…that once again, I find that I am a few steps behind everyone else when it comes to discovering new and exciting television. First, the BBC’s Sherlock, and now PBS’s Downton Abbey. I need to get with the program. Both of these shows are well-written, well-acted, and well…just plain brilliant.
…that if civilization as we know it should end and the burden of rebuilding and repopulating the world falls to the brilliant minds of the students in my Sociology class, we are all screwed. Newt Gringrich’s moon colony might not be such a bad idea after all.
…that my daughter’s sixth grade band is amazing. I am very proud of her. She’s come a long way in five months.
…that as the daughter of a breast cancer survivor, I’ve always had the highest respect for Susan G. Komen for the Cure. Not anymore.
…that I really don’t like making my own coffee in the morning. That makes me sound spoiled, doesn’t it. Well, I am. My husband makes coffee every night at bedtime, sets the little timer thing, and BAM! I have coffee when I roll out of bed at 5 a.m. He’s out-of-town. I have to make my own coffee this week. It sucks.

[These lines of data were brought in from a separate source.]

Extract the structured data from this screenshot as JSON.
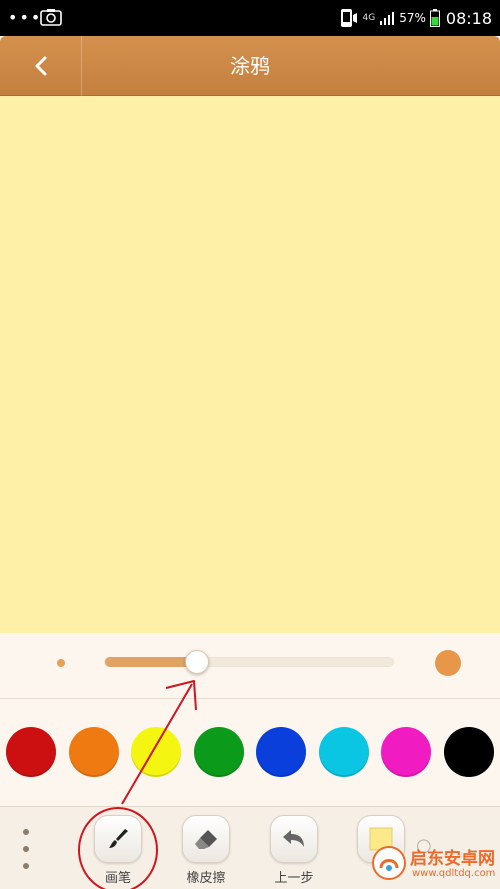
{
  "status_bar": {
    "network": "4G",
    "battery": "57%",
    "time": "08:18"
  },
  "header": {
    "title": "涂鸦",
    "back_icon": "chevron-left-icon"
  },
  "brush_size": {
    "level_fraction": 0.32,
    "min_icon": "small-dot-icon",
    "max_icon": "large-dot-icon"
  },
  "palette": {
    "colors": [
      "#cc1012",
      "#f07a12",
      "#f5f512",
      "#0c9a1a",
      "#0a3fdc",
      "#0ac6e2",
      "#f01cc2",
      "#000000"
    ]
  },
  "toolbar": {
    "more_icon": "more-vertical-icon",
    "tools": [
      {
        "label": "画笔",
        "icon": "brush-icon"
      },
      {
        "label": "橡皮擦",
        "icon": "eraser-icon"
      },
      {
        "label": "上一步",
        "icon": "undo-icon"
      },
      {
        "label": "",
        "icon": "note-icon"
      }
    ]
  },
  "annotations": {
    "color": "#d2141e"
  },
  "watermark": {
    "name": "启东安卓网",
    "url": "www.qdltdq.com"
  }
}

…that my fat cat has lost weight. This a good thing for he tipped the scales at 19 lbs at his last vet check up. I am happy to report that his “high fiber, low-calorie food that costs me a fortune” actually worked. He’s down to a svelte 15 lbs. Of course, he thinks he’s starving to death and has taken to counter hopping in search of something left unattended. I turned around the other night and found him perched by the sink, staring a hole through me. I was a little scared. For a minute, I thought he was contemplating my nutritional value.
…that me and old Thomas Hobbes are not going to be good friends.
…that I find reminders of my dad in the strangest places. This week on my way to the office, I was listening to a 60s themed satellite radio station I like and a song I haven’t heard in years came on. (Don’t judge me. I’ve made no secret of my opinion on the music produced during that decade – BEST MUSIC EVER) As it began to play, recognition took hold, and all I could see was my father dancing around in his stocking feet, lip syncing the words, and making Groucho Marx faces. I miss my dad.
***Warning: Pet peeve of the week***
…that I hate pointless art projects. I hate pointless art projects even more when they are completely irrelevant to class curriculum. In Yoga for a Grade, we were instructed to make a new friend (shoot me now), ask them
asinine personal questions, and create a collage of their life based on what we learned in a ten minute conversation. We are expected to present them to the class when next we meet. Really? I think I preferred the Down Dog into Plank (hold for one minute), then down and up into Up Dog sequences she made us do – fifteen times in a row! – during the last class.
…and last but not least, this week’s awww moment is brought to you by Cousin Violet, the Dowager Countess of Grantham (Maggie Smith) from Downton Abbey. She is quite warm and loving in her own way – really.